Mohawk, formerly Mohawk Fine Papers, has a new logo. The new M is the centerpiece of a dynamic branding system created for Mohawk by Pentagram, to signal the dramatic changes underway as this 81 year-old company reinvents itself to thrive in today’s digital world.
THE NEW MARK
Mohawk’s new mark is based on the letter M. On one level, it is a monogram for the name Mohawk. It is also constructed to evoke the papermaking process and the printing process, both of which involve the paper moving around cylinders. The logo also speaks to the basic idea of connection, which is what Mohawk paper is designed for. “… Whether it’s for a small book of photos featuring your niece and nephew or for a giant global corporation, it’s about communication,” said Michael Bierut, who lead the branding team at Pentagram and whose firm has been Mohawk’s primary brand agency for over 20 years.
A MARK FOR A DIGITAL COMPANY IN A DIGITAL WORLD
The logo also speaks to the connections Mohawk is leveraging in the digital, design, and photo spaces to develop new web-based offerings, as well the strategic partnerships Mohawk has recently forged with companies like Blurb.com and Moo.com. “The logo is toy-like, which encourages experimentation,” said Bierut.

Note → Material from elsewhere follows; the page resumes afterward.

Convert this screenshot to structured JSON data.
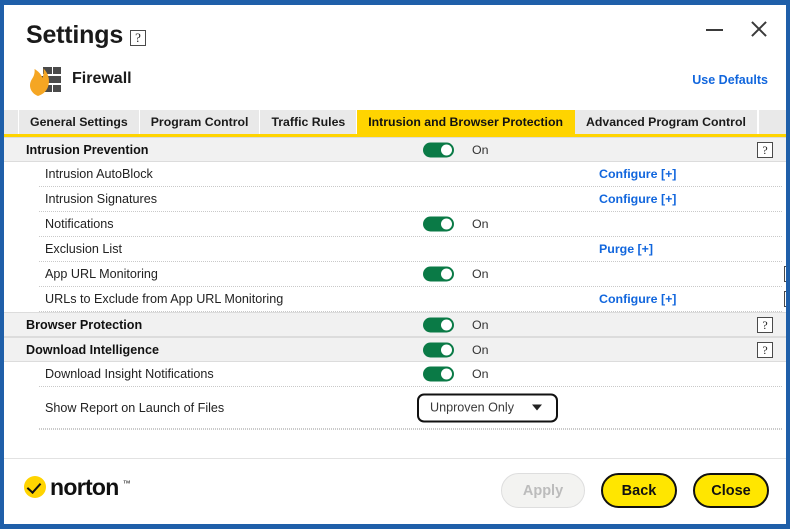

When Mohawk was exclusively a papermaker, the logo was primarily visible on advertising, swatchbooks, brochures, and ream wraps. Today, Mohawk does much more online and off. “There are situations where the logo functions as more of an ingredient, an ‘endorsing brand,’ like in the case of Felt & Wire [http://www.feltandwire.com] and other digital media enterprises,” said Bierut. “For these online experiences, Mohawk should not be the headline, but something supporting a larger experience. We are in a world where a lot of things depend on apps, so having a logo that can be reduced to a button and that works adjacent to a URL and so forth is important.”
“Mohawk needed a symbol — a reducible thing that can work with the name ‘Mohawk’ but also stand alone. This time, the identity needs to function in many, many more ways than the first and second times we had approached this,” he said. Pentagram redesigned the Mohawk logo first in 1991 and again in 2002.
NEW MOHAWK COLORS: EXPRESSING CHANGE AND CHANGEABILITY
The M, with or without the name “Mohawk,” appears in different colors and configurations depending upon whom Mohawk is talking with, where the conversation is taking place, and when, emphasizing Mohawk’s desire to connect with all of its customers, each in a more personal way. “We wanted to show that a company that has been around as long as Mohawk has — with stability and endurance — is still capable of changing the way it looks the next time you see it, and the time after that and the time after that. Color is a great tool to do that,” said Bierut. When asked if it was challenging to decide what colors would best express Mohawk, Bierut said, “I would say the hardest part was reducing all the different colors and combinations that looked fantastic to a practical number we could use for the launch.”
THE MOHAWK BRAND SYSTEM
The M is, by design, a building-block to a dynamic, colorful branding system that will become increasingly apparent to customers over time. Brand assets for the launch include more than a dozen color variations of the core logo. Multiple patterns, derived from the shape of the M, were created by the Pentagram team for the brand launch; more iterations are expected over time.
This fluid, evolutionary approach to branding meets another strategic need for Mohawk. “We have a history of working with many design studios,” said Mohawk’s Laura Shore, SVP, Communications and Innovation Strategy. “Pentagram has always done our branding, but we like to bring in the best person or team for any given project, whether it’s VSA Partners, AdamsMorioka, CarboneSmolan, Volume Inc., Tomorrow Partners, or a local partner like Aurora Design. So the system needed to inspire and engage other designers — and yet provide a sort of vision map at the same time. Pentagram understands that, embraces that, and they’ve created a toolkit that encourages experimentation.”
The changing nature of Mohawk’s brand architecture is now visible via the work of recent Mohawk design partners, such as San Francisco-based Hydrant, charged with creating the brand experience for MohawkConnects.com and Michael McGinn Design Office, the firm that designed and engineered Mohawk’s primary specification system and related tools. “Nothing excites me more than seeing the early brand strategy work conducted by Nucleus Branding begin to unfold in the market. And nothing could be more important at this point in Mohawk’s evolution as a company,” said Shore.